▸ Exercise requirements
The entries are given below. Output each one unchanged.

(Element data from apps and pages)
◇ ◇ ◇ ◇ ◇ ◇ ◇

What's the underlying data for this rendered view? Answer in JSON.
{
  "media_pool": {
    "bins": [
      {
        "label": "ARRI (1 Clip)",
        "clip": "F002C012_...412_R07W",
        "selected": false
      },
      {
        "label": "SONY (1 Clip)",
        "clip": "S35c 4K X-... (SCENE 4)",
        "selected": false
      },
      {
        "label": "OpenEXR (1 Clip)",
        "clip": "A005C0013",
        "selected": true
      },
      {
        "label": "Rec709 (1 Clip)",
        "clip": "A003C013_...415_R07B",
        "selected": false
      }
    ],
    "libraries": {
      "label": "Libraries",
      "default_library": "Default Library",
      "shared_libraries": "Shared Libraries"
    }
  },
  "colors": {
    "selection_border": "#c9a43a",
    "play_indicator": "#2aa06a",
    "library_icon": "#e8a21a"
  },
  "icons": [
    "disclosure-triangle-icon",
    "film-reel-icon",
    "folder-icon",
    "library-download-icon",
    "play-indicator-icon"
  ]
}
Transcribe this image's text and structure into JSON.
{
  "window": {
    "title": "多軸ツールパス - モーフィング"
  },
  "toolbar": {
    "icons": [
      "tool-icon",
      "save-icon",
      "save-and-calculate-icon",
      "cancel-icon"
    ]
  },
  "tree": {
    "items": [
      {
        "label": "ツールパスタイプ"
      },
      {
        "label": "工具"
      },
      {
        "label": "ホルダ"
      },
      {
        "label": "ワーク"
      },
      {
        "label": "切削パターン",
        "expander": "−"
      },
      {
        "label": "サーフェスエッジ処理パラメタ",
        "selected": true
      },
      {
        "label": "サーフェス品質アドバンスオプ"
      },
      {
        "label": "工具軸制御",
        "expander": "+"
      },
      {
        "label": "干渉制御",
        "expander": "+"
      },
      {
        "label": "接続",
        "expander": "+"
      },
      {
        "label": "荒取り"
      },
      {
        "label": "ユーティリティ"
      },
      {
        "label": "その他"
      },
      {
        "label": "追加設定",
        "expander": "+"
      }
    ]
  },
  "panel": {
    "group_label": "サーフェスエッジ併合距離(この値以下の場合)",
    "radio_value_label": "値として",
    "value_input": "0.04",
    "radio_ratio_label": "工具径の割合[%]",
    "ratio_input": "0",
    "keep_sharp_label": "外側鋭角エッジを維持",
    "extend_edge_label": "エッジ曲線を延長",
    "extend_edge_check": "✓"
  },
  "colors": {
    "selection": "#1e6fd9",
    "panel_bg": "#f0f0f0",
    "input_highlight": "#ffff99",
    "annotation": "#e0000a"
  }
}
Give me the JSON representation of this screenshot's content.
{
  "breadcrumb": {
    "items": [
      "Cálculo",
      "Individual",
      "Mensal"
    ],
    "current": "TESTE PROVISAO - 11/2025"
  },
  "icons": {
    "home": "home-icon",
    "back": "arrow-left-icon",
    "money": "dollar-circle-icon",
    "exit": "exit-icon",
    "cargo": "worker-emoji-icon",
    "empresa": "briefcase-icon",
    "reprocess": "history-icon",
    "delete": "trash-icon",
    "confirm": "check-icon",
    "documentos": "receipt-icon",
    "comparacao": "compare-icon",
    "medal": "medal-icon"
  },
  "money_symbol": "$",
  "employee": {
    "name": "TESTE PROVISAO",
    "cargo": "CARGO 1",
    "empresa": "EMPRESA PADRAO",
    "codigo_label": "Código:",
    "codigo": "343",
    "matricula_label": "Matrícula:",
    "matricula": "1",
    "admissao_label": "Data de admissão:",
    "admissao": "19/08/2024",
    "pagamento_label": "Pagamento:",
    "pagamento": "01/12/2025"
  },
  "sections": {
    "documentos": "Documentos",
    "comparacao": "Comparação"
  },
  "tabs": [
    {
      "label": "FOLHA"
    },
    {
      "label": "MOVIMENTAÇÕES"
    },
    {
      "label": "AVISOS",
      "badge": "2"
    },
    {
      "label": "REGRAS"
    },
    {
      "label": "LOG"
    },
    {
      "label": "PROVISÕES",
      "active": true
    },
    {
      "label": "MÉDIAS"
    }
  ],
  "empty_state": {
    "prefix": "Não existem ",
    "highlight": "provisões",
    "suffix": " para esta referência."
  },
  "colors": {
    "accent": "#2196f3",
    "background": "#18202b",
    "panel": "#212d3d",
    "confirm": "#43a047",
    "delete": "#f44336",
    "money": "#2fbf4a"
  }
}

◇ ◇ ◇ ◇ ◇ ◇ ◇

▸ Answer to this task
What's the underlying data for this rendered view? Answer in JSON.
{
  "media_pool": {
    "bins": [
      {
        "label": "ARRI (1 Clip)",
        "clip": "F002C012_...412_R07W",
        "selected": false
      },
      {
        "label": "SONY (1 Clip)",
        "clip": "S35c 4K X-... (SCENE 4)",
        "selected": false
      },
      {
        "label": "OpenEXR (1 Clip)",
        "clip": "A005C0013",
        "selected": true
      },
      {
        "label": "Rec709 (1 Clip)",
        "clip": "A003C013_...415_R07B",
        "selected": false
      }
    ],
    "libraries": {
      "label": "Libraries",
      "default_library": "Default Library",
      "shared_libraries": "Shared Libraries"
    }
  },
  "colors": {
    "selection_border": "#c9a43a",
    "play_indicator": "#2aa06a",
    "library_icon": "#e8a21a"
  },
  "icons": [
    "disclosure-triangle-icon",
    "film-reel-icon",
    "folder-icon",
    "library-download-icon",
    "play-indicator-icon"
  ]
}
Transcribe this image's text and structure into JSON.
{
  "window": {
    "title": "多軸ツールパス - モーフィング"
  },
  "toolbar": {
    "icons": [
      "tool-icon",
      "save-icon",
      "save-and-calculate-icon",
      "cancel-icon"
    ]
  },
  "tree": {
    "items": [
      {
        "label": "ツールパスタイプ"
      },
      {
        "label": "工具"
      },
      {
        "label": "ホルダ"
      },
      {
        "label": "ワーク"
      },
      {
        "label": "切削パターン",
        "expander": "−"
      },
      {
        "label": "サーフェスエッジ処理パラメタ",
        "selected": true
      },
      {
        "label": "サーフェス品質アドバンスオプ"
      },
      {
        "label": "工具軸制御",
        "expander": "+"
      },
      {
        "label": "干渉制御",
        "expander": "+"
      },
      {
        "label": "接続",
        "expander": "+"
      },
      {
        "label": "荒取り"
      },
      {
        "label": "ユーティリティ"
      },
      {
        "label": "その他"
      },
      {
        "label": "追加設定",
        "expander": "+"
      }
    ]
  },
  "panel": {
    "group_label": "サーフェスエッジ併合距離(この値以下の場合)",
    "radio_value_label": "値として",
    "value_input": "0.04",
    "radio_ratio_label": "工具径の割合[%]",
    "ratio_input": "0",
    "keep_sharp_label": "外側鋭角エッジを維持",
    "extend_edge_label": "エッジ曲線を延長",
    "extend_edge_check": "✓"
  },
  "colors": {
    "selection": "#1e6fd9",
    "panel_bg": "#f0f0f0",
    "input_highlight": "#ffff99",
    "annotation": "#e0000a"
  }
}
Give me the JSON representation of this screenshot's content.
{
  "breadcrumb": {
    "items": [
      "Cálculo",
      "Individual",
      "Mensal"
    ],
    "current": "TESTE PROVISAO - 11/2025"
  },
  "icons": {
    "home": "home-icon",
    "back": "arrow-left-icon",
    "money": "dollar-circle-icon",
    "exit": "exit-icon",
    "cargo": "worker-emoji-icon",
    "empresa": "briefcase-icon",
    "reprocess": "history-icon",
    "delete": "trash-icon",
    "confirm": "check-icon",
    "documentos": "receipt-icon",
    "comparacao": "compare-icon",
    "medal": "medal-icon"
  },
  "money_symbol": "$",
  "employee": {
    "name": "TESTE PROVISAO",
    "cargo": "CARGO 1",
    "empresa": "EMPRESA PADRAO",
    "codigo_label": "Código:",
    "codigo": "343",
    "matricula_label": "Matrícula:",
    "matricula": "1",
    "admissao_label": "Data de admissão:",
    "admissao": "19/08/2024",
    "pagamento_label": "Pagamento:",
    "pagamento": "01/12/2025"
  },
  "sections": {
    "documentos": "Documentos",
    "comparacao": "Comparação"
  },
  "tabs": [
    {
      "label": "FOLHA"
    },
    {
      "label": "MOVIMENTAÇÕES"
    },
    {
      "label": "AVISOS",
      "badge": "2"
    },
    {
      "label": "REGRAS"
    },
    {
      "label": "LOG"
    },
    {
      "label": "PROVISÕES",
      "active": true
    },
    {
      "label": "MÉDIAS"
    }
  ],
  "empty_state": {
    "prefix": "Não existem ",
    "highlight": "provisões",
    "suffix": " para esta referência."
  },
  "colors": {
    "accent": "#2196f3",
    "background": "#18202b",
    "panel": "#212d3d",
    "confirm": "#43a047",
    "delete": "#f44336",
    "money": "#2fbf4a"
  }
}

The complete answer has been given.